Friday, April 8, 2011

Tunnels of Transition

It has occurred to me that life transition is like a tunnel. It can be a dark place, and when you first step into it, what is behind you is much easier to see than what lies ahead. Keep moving.

As you move forward, it actually gets darker. Let your eyes adjust, though and you will see things you couldn’t make out before. You will likely find it’s not nearly as scary as you thought it was. Keep moving.

As you move through the tunnel the light coming from the other end begins to grow and is actually now clearer and easier to make out than the light behind you. Keep moving.

As you emerge into the light you find yourself in new surroundings beholding things you couldn’t possibly have seen from the other side. You find yourself once again standing in the full light of day, with the sun warming your face, able to move in any direction you please.

The tunnel of transition can at once be thrilling and terrifying but it is in fact the ONLY way to arrive at your intended destination. Don’t fear it; embrace it. As you take that first step into the darkness you can do so with the knowledge that no matter how long this tunnel may be, and no matter what snakes or spiders may be waiting in the darkness, you will emerge on the other side to a bright new day…if you don’t stall in the tunnel. So goes the journey. Keep moving.

Friday, March 4, 2011

Play Beyond Your Limitations

How often have you dreamed of doing something and thought, "but I just don't have what it takes." You dream of doing something great for God and immediately your mind goes to the reasons you can't.
Today I want to encourage you to take the limits off. Don't let the dream that God drops into your heart come to a screeching halt at the thought of what you don't have. Consider this most basic of examples. The song, "Bohemian Rhapsody" by Queen, was written to be performed with a full choir, orchestra and band. Whether you're a fan or not, you've no doubt heard it and would have to admit it's a moving piece of music. Now consider Jake Shimabukuro who plays this intricate and complex song on a 4 string ukulele. Impossible? Listen...



I want to challenge you (and myself) to no longer allow dreams and visions to be stalled with, "it can't be done." Instead of surrendering to what we don't have, let's respond with courage by offering the little that we do have to the One who makes something from nothing. With some inspiration and creativity, that thing that we never thought could happen may just turn out to be the performance of our lifetime. Remember, God's words to you...
"My grace is all you need. My power works best in weakness." 2 Cor. 12:9

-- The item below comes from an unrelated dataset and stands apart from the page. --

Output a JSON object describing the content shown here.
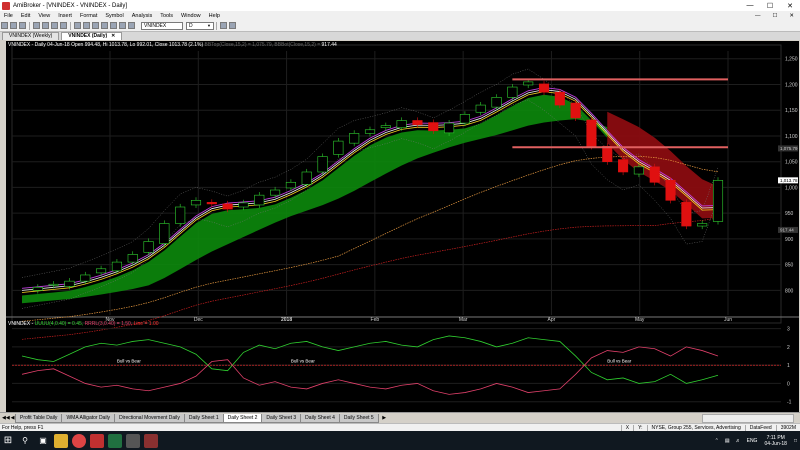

To God be the glory.

Saturday, February 19, 2011

Leading Greatness

I love sports movies. That might seem a little odd, since I'm a girl and I can't tell you what offsides means or explain a 2 point conversion. That said, what I love is the inspiration, the discipline, the determination...the process of attaining greatness. Sports movies boil down situations that take years to play out in real life to a microcosm of success and failure.

More often than not, the hero of a sports movie is the coach. Have you ever noticed that? Hoosiers, Miracle, We Are Marshall, Remember the Titans...great stories that happened not because of great players, but because of great coaches. Leaders who dare not focus on the talents of one or two star players, but rather seek to unite a TEAM and bring out the very best that each individual has to offer.

Every person holds within them a measure of greatness. The task before us, as leaders, is to help bring it out.

Wednesday, January 12, 2011

Do you have a job or a ministry?


Not that one is necessarily better than the other, but clarifying can clear up and prevent frustration. If you have a job, that's fine. But if you have a ministry and approach it like a job, you do a disservice to yourself and the ministry.

A job is at your choice; a ministry is at Christ's call.
In a job you expect to receive; in a ministry you expect to give.
In a job you give something to get something; in a ministry you return something that has already been given to you.
A job depends on your abilities; a ministry depends on your availability to God.
A job done well brings you praise; a ministry done well brings honor to Christ.
~James N. Spurgeon